All three headliners of the second annual Limestone Comedy Festival helped form the bedrock of the style of comedy I have loved as long as I can remember. You know how the first few albums by bands like The Kinks, The Who and The Stooges are called “proto-punk,” meaning they were punk rock before there was punk rock? That’s what Emo Philips is to so-called “alternative” comedy.
“Everybody hates that phrase, but it’s the one that kind of sums up what we do,” said Mat Alano-Martin, LCF co-director. “Emo was a huge influence.”
I think every comedy fan around my age has entered the orbit of “Weird Al” Yankovic at some point, and Philips has worked with him for years; including co-starring in the 1989 film “UHF.”

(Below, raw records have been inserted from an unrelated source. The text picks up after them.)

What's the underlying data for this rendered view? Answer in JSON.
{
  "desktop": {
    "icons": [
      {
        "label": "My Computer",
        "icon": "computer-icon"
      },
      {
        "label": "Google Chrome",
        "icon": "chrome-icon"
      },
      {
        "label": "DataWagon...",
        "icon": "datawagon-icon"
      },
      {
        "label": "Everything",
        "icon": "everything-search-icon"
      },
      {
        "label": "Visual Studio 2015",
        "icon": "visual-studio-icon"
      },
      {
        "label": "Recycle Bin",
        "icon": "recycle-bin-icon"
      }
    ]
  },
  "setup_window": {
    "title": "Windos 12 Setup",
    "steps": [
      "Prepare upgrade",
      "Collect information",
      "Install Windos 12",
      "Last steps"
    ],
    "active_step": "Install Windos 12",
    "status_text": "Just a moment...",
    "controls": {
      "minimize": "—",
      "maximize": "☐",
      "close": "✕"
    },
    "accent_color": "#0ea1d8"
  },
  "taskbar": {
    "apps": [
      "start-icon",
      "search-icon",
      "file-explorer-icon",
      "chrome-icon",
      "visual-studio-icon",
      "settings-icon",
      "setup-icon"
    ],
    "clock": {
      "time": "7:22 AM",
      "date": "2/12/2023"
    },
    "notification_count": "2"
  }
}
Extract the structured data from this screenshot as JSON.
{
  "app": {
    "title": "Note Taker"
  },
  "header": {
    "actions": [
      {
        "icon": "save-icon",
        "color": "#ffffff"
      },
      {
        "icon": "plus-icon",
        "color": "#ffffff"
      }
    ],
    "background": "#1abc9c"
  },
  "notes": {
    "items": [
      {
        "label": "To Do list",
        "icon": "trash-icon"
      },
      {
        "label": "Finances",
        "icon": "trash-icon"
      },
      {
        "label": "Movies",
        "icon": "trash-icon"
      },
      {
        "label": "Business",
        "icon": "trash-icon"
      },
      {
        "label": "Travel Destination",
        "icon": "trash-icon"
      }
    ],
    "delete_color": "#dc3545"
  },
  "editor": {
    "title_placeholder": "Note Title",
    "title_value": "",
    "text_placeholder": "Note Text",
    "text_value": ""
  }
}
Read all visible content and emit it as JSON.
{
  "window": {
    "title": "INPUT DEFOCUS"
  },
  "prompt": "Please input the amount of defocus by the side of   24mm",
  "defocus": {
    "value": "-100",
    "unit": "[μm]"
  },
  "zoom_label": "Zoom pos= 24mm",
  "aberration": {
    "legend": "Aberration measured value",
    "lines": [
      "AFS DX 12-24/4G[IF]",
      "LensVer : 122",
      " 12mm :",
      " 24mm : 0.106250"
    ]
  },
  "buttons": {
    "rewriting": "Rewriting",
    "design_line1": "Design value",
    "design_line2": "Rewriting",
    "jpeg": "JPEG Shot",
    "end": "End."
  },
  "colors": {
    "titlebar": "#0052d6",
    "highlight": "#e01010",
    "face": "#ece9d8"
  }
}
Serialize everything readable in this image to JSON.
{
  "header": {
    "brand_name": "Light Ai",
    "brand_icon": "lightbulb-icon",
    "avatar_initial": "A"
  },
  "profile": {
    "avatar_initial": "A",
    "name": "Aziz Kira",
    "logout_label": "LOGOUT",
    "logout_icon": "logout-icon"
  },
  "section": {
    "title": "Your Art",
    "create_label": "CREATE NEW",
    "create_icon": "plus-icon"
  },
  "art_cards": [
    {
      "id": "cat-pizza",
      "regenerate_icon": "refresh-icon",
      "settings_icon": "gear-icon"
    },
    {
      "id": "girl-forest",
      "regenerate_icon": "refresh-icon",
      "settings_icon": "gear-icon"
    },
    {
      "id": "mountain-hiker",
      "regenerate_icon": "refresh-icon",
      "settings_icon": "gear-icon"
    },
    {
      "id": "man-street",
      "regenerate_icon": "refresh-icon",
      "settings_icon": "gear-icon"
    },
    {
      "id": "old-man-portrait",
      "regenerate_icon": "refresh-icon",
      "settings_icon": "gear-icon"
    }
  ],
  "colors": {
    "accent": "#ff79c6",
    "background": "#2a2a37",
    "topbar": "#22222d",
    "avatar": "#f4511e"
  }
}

“I will always, with zero hesitation, accept an offer from ‘Weird Al,’" Philips told me. “Al, if you're reading this: that does not include yard work.” I remember staying up late and recording episodes of the cartoons “Space Ghost Coast to Coast” and “Dr. Katz, Professional Therapist” off TV, and then watching the VHS tapes over and over. Philips starred in both, and has been an integral part in shaping my own sense of humor.
I have a 2-hour round-trip commute each day and podcasts have kept me company during such times for quite a while. Back in the mid-2000s, when I was just figuring what podcasts were, Jimmy Pardo was pioneering the art form with “Never Not Funny,” a comedy show co-starring producer Matt Belknap.